Incidence, Severity of Intimate Partner Violence Up During Pandemic
Decrease seen in overall number of patients reporting IPV, but incidence of physical IPV 1.8 times higher
MONDAY, Aug. 17, 2020 (HealthDay News) -- The incidence and severity of physical intimate partner violence (IPV) have been higher during the COVID-19 pandemic than in the previous three years, according to a study published online Aug. 13 in Radiology.
Babina Gosangi, M.D., from Brigham and Women's Hospital in Boston, and colleagues compared the demographics, clinical presentation, injuries, and radiological findings of patients reporting physical abuse from IPV between March 11 and May 3, 2020, to those of the same period during the previous three years.
The researchers compared 26 physical IPV victims from 2020 with 42 from 2017 to 2019. During the pandemic, there was a decrease seen in the overall number of patients reporting IPV; however, the incidence of physical IPV was 1.8 times greater. The total number of deep injuries was 28 and 16 during 2020 and 2017 to 2019, respectively, corresponding to 1.1 deep injuries per victim during 2020 versus 0.4 in 2017 to 2019. The incidence of high-risk abuse defined by mechanism was twofold greater. During the COVID-19 pandemic, patients with IPV were more likely to be ethnically white compared with patients in previous years (65 versus 26 percent).

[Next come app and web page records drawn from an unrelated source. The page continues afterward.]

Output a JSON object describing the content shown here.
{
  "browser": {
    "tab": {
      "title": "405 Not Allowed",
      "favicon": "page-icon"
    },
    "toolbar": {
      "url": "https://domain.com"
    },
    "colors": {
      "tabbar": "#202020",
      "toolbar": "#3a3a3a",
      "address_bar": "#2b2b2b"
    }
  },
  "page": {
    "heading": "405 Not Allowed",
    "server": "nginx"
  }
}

"An overall lower number of IPV victims with a greater number and severity of physical abuse is suggestive of victims reaching out to health care services in their later stage of abuse due to fear of COVID-19," the authors write.